[[ Data to use, beginning ]]

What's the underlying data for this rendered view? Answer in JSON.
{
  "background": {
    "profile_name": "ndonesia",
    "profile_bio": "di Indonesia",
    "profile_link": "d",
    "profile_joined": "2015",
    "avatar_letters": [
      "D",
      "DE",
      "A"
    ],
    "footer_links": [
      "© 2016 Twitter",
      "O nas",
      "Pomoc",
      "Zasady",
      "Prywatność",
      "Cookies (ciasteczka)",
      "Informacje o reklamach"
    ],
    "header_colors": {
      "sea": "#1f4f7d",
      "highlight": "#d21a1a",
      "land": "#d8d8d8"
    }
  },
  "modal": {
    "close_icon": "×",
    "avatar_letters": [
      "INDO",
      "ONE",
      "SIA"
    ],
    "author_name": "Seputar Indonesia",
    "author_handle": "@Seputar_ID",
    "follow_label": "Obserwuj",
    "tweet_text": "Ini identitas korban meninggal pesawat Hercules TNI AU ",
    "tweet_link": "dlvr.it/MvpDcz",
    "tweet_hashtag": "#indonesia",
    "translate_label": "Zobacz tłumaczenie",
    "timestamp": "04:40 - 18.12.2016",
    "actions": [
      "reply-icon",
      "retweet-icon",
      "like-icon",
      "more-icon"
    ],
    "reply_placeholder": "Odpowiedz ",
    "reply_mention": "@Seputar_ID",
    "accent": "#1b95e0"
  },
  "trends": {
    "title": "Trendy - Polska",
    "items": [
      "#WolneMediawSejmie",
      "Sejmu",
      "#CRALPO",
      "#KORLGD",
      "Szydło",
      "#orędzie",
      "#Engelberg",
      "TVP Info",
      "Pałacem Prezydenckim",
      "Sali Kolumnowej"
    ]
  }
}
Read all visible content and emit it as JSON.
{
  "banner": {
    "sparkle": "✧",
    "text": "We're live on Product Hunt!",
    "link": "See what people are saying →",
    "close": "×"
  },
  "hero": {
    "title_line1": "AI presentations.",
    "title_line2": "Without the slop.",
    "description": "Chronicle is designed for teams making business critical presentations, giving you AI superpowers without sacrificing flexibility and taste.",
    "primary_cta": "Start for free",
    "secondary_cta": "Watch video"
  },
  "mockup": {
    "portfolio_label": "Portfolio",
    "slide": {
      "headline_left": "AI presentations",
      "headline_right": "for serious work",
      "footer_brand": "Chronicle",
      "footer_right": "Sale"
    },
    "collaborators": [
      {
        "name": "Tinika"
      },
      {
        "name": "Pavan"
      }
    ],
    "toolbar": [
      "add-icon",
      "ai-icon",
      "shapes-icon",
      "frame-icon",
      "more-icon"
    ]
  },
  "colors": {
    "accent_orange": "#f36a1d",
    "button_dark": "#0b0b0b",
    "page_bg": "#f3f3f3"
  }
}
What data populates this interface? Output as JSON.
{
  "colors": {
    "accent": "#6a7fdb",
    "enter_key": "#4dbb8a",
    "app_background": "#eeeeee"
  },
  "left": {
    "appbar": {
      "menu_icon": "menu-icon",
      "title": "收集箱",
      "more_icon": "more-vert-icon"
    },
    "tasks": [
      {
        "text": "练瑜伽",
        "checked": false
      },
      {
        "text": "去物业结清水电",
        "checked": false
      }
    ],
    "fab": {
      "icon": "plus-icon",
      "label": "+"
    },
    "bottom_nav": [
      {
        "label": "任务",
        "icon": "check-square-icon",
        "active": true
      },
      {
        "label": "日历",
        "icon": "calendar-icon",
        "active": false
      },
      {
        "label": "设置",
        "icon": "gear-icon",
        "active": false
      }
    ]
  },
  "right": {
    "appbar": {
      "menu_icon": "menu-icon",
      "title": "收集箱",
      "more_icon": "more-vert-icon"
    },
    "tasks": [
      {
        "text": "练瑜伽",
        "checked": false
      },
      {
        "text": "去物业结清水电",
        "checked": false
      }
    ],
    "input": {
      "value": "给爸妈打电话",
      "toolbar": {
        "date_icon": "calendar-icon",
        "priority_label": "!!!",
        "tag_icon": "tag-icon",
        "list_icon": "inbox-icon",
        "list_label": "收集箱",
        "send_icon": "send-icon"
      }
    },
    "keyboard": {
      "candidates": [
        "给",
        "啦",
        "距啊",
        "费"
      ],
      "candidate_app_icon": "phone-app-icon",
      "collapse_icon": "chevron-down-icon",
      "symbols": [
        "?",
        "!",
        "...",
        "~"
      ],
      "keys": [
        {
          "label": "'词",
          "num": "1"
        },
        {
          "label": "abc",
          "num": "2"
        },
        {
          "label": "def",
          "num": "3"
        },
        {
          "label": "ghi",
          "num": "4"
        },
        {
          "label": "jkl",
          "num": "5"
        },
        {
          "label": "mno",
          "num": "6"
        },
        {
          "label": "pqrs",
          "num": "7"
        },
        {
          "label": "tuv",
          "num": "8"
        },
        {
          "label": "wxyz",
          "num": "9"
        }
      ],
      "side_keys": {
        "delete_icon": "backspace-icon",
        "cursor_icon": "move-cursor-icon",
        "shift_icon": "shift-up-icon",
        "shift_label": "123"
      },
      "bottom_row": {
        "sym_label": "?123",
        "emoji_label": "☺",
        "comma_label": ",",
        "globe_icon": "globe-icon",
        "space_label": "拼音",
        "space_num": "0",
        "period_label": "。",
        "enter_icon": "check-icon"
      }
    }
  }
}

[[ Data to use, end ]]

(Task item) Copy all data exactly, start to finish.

(Response)
What's the underlying data for this rendered view? Answer in JSON.
{
  "background": {
    "profile_name": "ndonesia",
    "profile_bio": "di Indonesia",
    "profile_link": "d",
    "profile_joined": "2015",
    "avatar_letters": [
      "D",
      "DE",
      "A"
    ],
    "footer_links": [
      "© 2016 Twitter",
      "O nas",
      "Pomoc",
      "Zasady",
      "Prywatność",
      "Cookies (ciasteczka)",
      "Informacje o reklamach"
    ],
    "header_colors": {
      "sea": "#1f4f7d",
      "highlight": "#d21a1a",
      "land": "#d8d8d8"
    }
  },
  "modal": {
    "close_icon": "×",
    "avatar_letters": [
      "INDO",
      "ONE",
      "SIA"
    ],
    "author_name": "Seputar Indonesia",
    "author_handle": "@Seputar_ID",
    "follow_label": "Obserwuj",
    "tweet_text": "Ini identitas korban meninggal pesawat Hercules TNI AU ",
    "tweet_link": "dlvr.it/MvpDcz",
    "tweet_hashtag": "#indonesia",
    "translate_label": "Zobacz tłumaczenie",
    "timestamp": "04:40 - 18.12.2016",
    "actions": [
      "reply-icon",
      "retweet-icon",
      "like-icon",
      "more-icon"
    ],
    "reply_placeholder": "Odpowiedz ",
    "reply_mention": "@Seputar_ID",
    "accent": "#1b95e0"
  },
  "trends": {
    "title": "Trendy - Polska",
    "items": [
      "#WolneMediawSejmie",
      "Sejmu",
      "#CRALPO",
      "#KORLGD",
      "Szydło",
      "#orędzie",
      "#Engelberg",
      "TVP Info",
      "Pałacem Prezydenckim",
      "Sali Kolumnowej"
    ]
  }
}
Read all visible content and emit it as JSON.
{
  "banner": {
    "sparkle": "✧",
    "text": "We're live on Product Hunt!",
    "link": "See what people are saying →",
    "close": "×"
  },
  "hero": {
    "title_line1": "AI presentations.",
    "title_line2": "Without the slop.",
    "description": "Chronicle is designed for teams making business critical presentations, giving you AI superpowers without sacrificing flexibility and taste.",
    "primary_cta": "Start for free",
    "secondary_cta": "Watch video"
  },
  "mockup": {
    "portfolio_label": "Portfolio",
    "slide": {
      "headline_left": "AI presentations",
      "headline_right": "for serious work",
      "footer_brand": "Chronicle",
      "footer_right": "Sale"
    },
    "collaborators": [
      {
        "name": "Tinika"
      },
      {
        "name": "Pavan"
      }
    ],
    "toolbar": [
      "add-icon",
      "ai-icon",
      "shapes-icon",
      "frame-icon",
      "more-icon"
    ]
  },
  "colors": {
    "accent_orange": "#f36a1d",
    "button_dark": "#0b0b0b",
    "page_bg": "#f3f3f3"
  }
}
What data populates this interface? Output as JSON.
{
  "colors": {
    "accent": "#6a7fdb",
    "enter_key": "#4dbb8a",
    "app_background": "#eeeeee"
  },
  "left": {
    "appbar": {
      "menu_icon": "menu-icon",
      "title": "收集箱",
      "more_icon": "more-vert-icon"
    },
    "tasks": [
      {
        "text": "练瑜伽",
        "checked": false
      },
      {
        "text": "去物业结清水电",
        "checked": false
      }
    ],
    "fab": {
      "icon": "plus-icon",
      "label": "+"
    },
    "bottom_nav": [
      {
        "label": "任务",
        "icon": "check-square-icon",
        "active": true
      },
      {
        "label": "日历",
        "icon": "calendar-icon",
        "active": false
      },
      {
        "label": "设置",
        "icon": "gear-icon",
        "active": false
      }
    ]
  },
  "right": {
    "appbar": {
      "menu_icon": "menu-icon",
      "title": "收集箱",
      "more_icon": "more-vert-icon"
    },
    "tasks": [
      {
        "text": "练瑜伽",
        "checked": false
      },
      {
        "text": "去物业结清水电",
        "checked": false
      }
    ],
    "input": {
      "value": "给爸妈打电话",
      "toolbar": {
        "date_icon": "calendar-icon",
        "priority_label": "!!!",
        "tag_icon": "tag-icon",
        "list_icon": "inbox-icon",
        "list_label": "收集箱",
        "send_icon": "send-icon"
      }
    },
    "keyboard": {
      "candidates": [
        "给",
        "啦",
        "距啊",
        "费"
      ],
      "candidate_app_icon": "phone-app-icon",
      "collapse_icon": "chevron-down-icon",
      "symbols": [
        "?",
        "!",
        "...",
        "~"
      ],
      "keys": [
        {
          "label": "'词",
          "num": "1"
        },
        {
          "label": "abc",
          "num": "2"
        },
        {
          "label": "def",
          "num": "3"
        },
        {
          "label": "ghi",
          "num": "4"
        },
        {
          "label": "jkl",
          "num": "5"
        },
        {
          "label": "mno",
          "num": "6"
        },
        {
          "label": "pqrs",
          "num": "7"
        },
        {
          "label": "tuv",
          "num": "8"
        },
        {
          "label": "wxyz",
          "num": "9"
        }
      ],
      "side_keys": {
        "delete_icon": "backspace-icon",
        "cursor_icon": "move-cursor-icon",
        "shift_icon": "shift-up-icon",
        "shift_label": "123"
      },
      "bottom_row": {
        "sym_label": "?123",
        "emoji_label": "☺",
        "comma_label": ",",
        "globe_icon": "globe-icon",
        "space_label": "拼音",
        "space_num": "0",
        "period_label": "。",
        "enter_icon": "check-icon"
      }
    }
  }
}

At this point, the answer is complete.